====== Exercise material ======

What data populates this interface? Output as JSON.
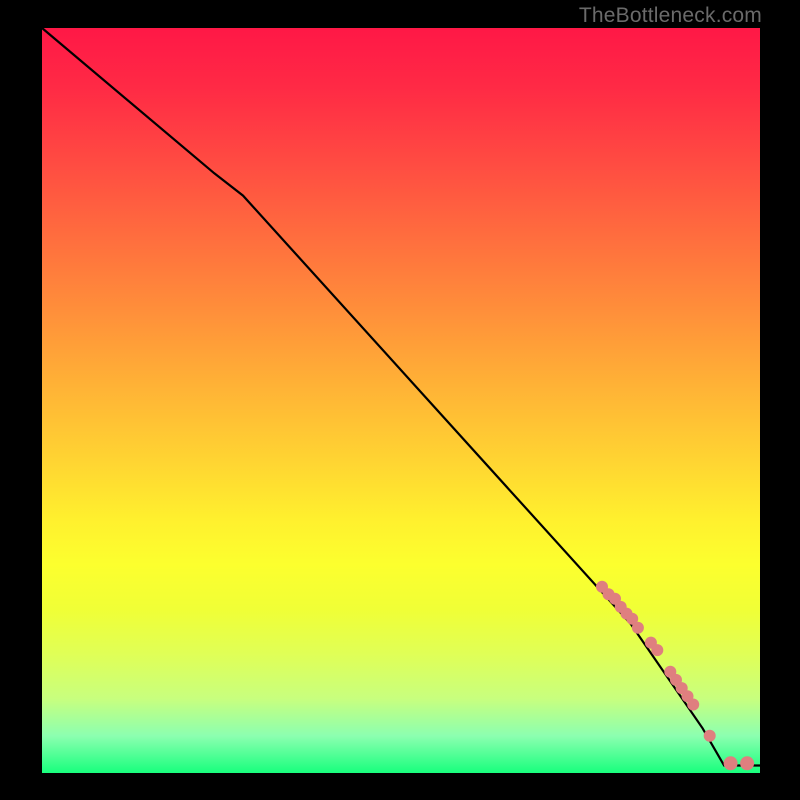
{
  "attribution": "TheBottleneck.com",
  "colors": {
    "frame": "#000000",
    "marker": "#df7f7f",
    "curve": "#000000",
    "gradient_top": "#ff1846",
    "gradient_bottom": "#18ff7d"
  },
  "chart_data": {
    "type": "line",
    "title": "",
    "xlabel": "",
    "ylabel": "",
    "xlim": [
      0,
      100
    ],
    "ylim": [
      0,
      100
    ],
    "grid": false,
    "legend": false,
    "curve_xy": [
      {
        "x": 0,
        "y": 100
      },
      {
        "x": 24,
        "y": 80.5
      },
      {
        "x": 28,
        "y": 77.5
      },
      {
        "x": 82,
        "y": 20
      },
      {
        "x": 92,
        "y": 6
      },
      {
        "x": 95,
        "y": 1
      },
      {
        "x": 100,
        "y": 1
      }
    ],
    "markers_xy": [
      {
        "x": 78.0,
        "y": 25.0,
        "r": 6
      },
      {
        "x": 78.9,
        "y": 24.0,
        "r": 6
      },
      {
        "x": 79.8,
        "y": 23.4,
        "r": 6
      },
      {
        "x": 80.6,
        "y": 22.3,
        "r": 6
      },
      {
        "x": 81.4,
        "y": 21.4,
        "r": 6
      },
      {
        "x": 82.2,
        "y": 20.7,
        "r": 6
      },
      {
        "x": 83.0,
        "y": 19.5,
        "r": 6
      },
      {
        "x": 84.8,
        "y": 17.5,
        "r": 6
      },
      {
        "x": 85.7,
        "y": 16.5,
        "r": 6
      },
      {
        "x": 87.5,
        "y": 13.6,
        "r": 6
      },
      {
        "x": 88.3,
        "y": 12.5,
        "r": 6
      },
      {
        "x": 89.1,
        "y": 11.4,
        "r": 6
      },
      {
        "x": 89.9,
        "y": 10.3,
        "r": 6
      },
      {
        "x": 90.7,
        "y": 9.2,
        "r": 6
      },
      {
        "x": 93.0,
        "y": 5.0,
        "r": 6
      },
      {
        "x": 95.9,
        "y": 1.3,
        "r": 7
      },
      {
        "x": 98.2,
        "y": 1.3,
        "r": 7
      }
    ]
  }
}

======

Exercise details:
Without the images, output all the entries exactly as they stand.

Solution for this exercise:
What data populates this interface? Output as JSON.
{
  "attribution": "TheBottleneck.com",
  "colors": {
    "frame": "#000000",
    "marker": "#df7f7f",
    "curve": "#000000",
    "gradient_top": "#ff1846",
    "gradient_bottom": "#18ff7d"
  },
  "chart_data": {
    "type": "line",
    "title": "",
    "xlabel": "",
    "ylabel": "",
    "xlim": [
      0,
      100
    ],
    "ylim": [
      0,
      100
    ],
    "grid": false,
    "legend": false,
    "curve_xy": [
      {
        "x": 0,
        "y": 100
      },
      {
        "x": 24,
        "y": 80.5
      },
      {
        "x": 28,
        "y": 77.5
      },
      {
        "x": 82,
        "y": 20
      },
      {
        "x": 92,
        "y": 6
      },
      {
        "x": 95,
        "y": 1
      },
      {
        "x": 100,
        "y": 1
      }
    ],
    "markers_xy": [
      {
        "x": 78.0,
        "y": 25.0,
        "r": 6
      },
      {
        "x": 78.9,
        "y": 24.0,
        "r": 6
      },
      {
        "x": 79.8,
        "y": 23.4,
        "r": 6
      },
      {
        "x": 80.6,
        "y": 22.3,
        "r": 6
      },
      {
        "x": 81.4,
        "y": 21.4,
        "r": 6
      },
      {
        "x": 82.2,
        "y": 20.7,
        "r": 6
      },
      {
        "x": 83.0,
        "y": 19.5,
        "r": 6
      },
      {
        "x": 84.8,
        "y": 17.5,
        "r": 6
      },
      {
        "x": 85.7,
        "y": 16.5,
        "r": 6
      },
      {
        "x": 87.5,
        "y": 13.6,
        "r": 6
      },
      {
        "x": 88.3,
        "y": 12.5,
        "r": 6
      },
      {
        "x": 89.1,
        "y": 11.4,
        "r": 6
      },
      {
        "x": 89.9,
        "y": 10.3,
        "r": 6
      },
      {
        "x": 90.7,
        "y": 9.2,
        "r": 6
      },
      {
        "x": 93.0,
        "y": 5.0,
        "r": 6
      },
      {
        "x": 95.9,
        "y": 1.3,
        "r": 7
      },
      {
        "x": 98.2,
        "y": 1.3,
        "r": 7
      }
    ]
  }
}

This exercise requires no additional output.